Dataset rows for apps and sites
■ ■ ■ ■ ■

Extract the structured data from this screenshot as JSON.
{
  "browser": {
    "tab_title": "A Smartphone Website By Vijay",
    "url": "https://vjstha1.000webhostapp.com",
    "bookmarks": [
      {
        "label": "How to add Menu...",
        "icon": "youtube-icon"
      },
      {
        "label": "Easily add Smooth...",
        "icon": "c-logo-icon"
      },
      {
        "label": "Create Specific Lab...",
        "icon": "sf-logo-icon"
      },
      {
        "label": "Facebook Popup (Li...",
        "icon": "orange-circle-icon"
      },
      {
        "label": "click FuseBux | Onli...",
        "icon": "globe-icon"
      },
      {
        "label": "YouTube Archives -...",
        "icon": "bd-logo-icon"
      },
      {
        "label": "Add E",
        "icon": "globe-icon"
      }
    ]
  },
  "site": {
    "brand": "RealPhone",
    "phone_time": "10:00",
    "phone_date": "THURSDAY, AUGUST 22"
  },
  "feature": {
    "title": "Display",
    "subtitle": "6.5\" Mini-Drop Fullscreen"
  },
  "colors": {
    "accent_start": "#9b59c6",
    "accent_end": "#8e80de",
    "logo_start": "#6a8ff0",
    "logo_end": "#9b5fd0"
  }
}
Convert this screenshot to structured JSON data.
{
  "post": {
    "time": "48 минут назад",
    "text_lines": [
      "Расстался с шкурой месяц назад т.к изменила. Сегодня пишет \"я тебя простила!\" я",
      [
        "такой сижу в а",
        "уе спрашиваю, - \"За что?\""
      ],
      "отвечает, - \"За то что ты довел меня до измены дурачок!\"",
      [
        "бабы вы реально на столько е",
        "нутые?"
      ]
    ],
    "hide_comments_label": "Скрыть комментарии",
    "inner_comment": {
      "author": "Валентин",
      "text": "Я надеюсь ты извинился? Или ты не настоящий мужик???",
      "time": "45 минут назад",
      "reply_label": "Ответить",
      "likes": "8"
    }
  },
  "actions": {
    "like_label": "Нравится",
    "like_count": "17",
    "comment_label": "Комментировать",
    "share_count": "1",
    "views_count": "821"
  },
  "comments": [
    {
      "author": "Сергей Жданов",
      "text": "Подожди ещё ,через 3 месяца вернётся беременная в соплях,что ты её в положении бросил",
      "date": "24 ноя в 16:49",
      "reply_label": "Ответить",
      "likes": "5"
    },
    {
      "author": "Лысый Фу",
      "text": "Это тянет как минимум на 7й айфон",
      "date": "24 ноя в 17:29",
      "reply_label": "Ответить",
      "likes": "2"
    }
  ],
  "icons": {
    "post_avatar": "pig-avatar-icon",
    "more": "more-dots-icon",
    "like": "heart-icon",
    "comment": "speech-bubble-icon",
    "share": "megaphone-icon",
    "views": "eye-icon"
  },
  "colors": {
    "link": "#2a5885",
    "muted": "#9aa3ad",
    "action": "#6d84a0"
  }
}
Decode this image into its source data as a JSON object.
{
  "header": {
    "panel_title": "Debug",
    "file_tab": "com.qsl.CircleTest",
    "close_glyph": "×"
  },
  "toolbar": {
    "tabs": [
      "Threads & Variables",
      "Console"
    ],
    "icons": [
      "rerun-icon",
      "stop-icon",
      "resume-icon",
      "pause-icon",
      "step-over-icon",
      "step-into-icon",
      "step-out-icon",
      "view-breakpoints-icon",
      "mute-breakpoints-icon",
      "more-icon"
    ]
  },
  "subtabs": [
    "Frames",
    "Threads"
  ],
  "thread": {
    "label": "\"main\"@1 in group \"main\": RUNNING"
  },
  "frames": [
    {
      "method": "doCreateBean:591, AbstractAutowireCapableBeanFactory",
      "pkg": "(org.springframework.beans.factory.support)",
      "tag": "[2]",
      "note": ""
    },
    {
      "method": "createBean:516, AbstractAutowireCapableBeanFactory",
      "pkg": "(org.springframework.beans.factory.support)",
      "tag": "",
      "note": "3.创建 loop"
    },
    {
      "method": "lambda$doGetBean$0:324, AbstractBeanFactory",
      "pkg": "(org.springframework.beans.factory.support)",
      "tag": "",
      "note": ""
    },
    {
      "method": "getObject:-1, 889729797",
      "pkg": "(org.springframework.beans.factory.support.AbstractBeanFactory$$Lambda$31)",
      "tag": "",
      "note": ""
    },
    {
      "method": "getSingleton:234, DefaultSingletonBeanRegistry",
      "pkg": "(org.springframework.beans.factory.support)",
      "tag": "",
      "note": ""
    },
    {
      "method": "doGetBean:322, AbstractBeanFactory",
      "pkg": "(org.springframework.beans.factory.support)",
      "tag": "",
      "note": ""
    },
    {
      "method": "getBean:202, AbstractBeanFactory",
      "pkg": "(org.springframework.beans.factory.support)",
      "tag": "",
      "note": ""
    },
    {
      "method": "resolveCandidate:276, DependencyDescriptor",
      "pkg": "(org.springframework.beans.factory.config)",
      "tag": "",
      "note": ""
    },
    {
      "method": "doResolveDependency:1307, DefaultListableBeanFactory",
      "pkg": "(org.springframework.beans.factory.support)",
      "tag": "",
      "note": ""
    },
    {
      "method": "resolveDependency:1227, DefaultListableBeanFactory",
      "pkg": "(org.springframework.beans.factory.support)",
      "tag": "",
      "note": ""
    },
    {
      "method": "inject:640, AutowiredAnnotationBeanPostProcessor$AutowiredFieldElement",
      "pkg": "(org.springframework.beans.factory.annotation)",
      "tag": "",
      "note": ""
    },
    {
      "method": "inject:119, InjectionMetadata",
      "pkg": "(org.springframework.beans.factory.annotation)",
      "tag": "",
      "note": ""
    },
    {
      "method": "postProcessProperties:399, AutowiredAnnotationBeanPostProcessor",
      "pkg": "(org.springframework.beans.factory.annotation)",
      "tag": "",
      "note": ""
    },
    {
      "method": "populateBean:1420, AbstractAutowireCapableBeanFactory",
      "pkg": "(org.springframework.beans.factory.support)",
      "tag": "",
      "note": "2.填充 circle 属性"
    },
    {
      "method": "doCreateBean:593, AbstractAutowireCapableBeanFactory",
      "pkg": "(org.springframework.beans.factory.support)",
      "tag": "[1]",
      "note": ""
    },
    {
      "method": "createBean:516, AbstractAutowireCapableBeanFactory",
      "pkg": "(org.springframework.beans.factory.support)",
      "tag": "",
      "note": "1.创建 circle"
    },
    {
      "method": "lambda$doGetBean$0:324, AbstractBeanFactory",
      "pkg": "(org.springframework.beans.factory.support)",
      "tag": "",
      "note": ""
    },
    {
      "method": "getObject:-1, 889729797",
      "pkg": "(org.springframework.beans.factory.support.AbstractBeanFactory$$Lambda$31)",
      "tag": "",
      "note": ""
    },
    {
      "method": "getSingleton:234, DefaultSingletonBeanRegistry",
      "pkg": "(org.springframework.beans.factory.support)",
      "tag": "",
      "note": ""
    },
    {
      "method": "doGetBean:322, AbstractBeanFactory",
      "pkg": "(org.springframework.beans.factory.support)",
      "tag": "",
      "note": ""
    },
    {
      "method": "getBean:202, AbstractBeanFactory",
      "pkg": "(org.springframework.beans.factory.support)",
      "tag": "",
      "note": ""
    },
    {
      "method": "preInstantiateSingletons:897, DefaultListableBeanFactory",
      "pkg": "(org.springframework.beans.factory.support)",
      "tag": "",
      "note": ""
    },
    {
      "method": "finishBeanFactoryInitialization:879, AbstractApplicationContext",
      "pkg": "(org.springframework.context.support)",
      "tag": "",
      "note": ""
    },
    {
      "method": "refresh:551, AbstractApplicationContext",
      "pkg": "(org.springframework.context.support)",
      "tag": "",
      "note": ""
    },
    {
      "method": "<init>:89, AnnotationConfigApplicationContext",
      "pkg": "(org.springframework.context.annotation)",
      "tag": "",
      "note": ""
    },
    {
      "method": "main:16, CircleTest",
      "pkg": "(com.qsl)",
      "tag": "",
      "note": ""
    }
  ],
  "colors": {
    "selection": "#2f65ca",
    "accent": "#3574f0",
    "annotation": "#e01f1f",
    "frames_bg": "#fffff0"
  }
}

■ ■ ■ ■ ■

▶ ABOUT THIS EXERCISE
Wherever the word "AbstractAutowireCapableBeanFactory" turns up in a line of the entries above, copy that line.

▶ SOLVED EXERCISE
      "method": "doCreateBean:591, AbstractAutowireCapableBeanFactory",
      "method": "createBean:516, AbstractAutowireCapableBeanFactory",
      "method": "populateBean:1420, AbstractAutowireCapableBeanFactory",
      "method": "doCreateBean:593, AbstractAutowireCapableBeanFactory",
      "method": "createBean:516, AbstractAutowireCapableBeanFactory",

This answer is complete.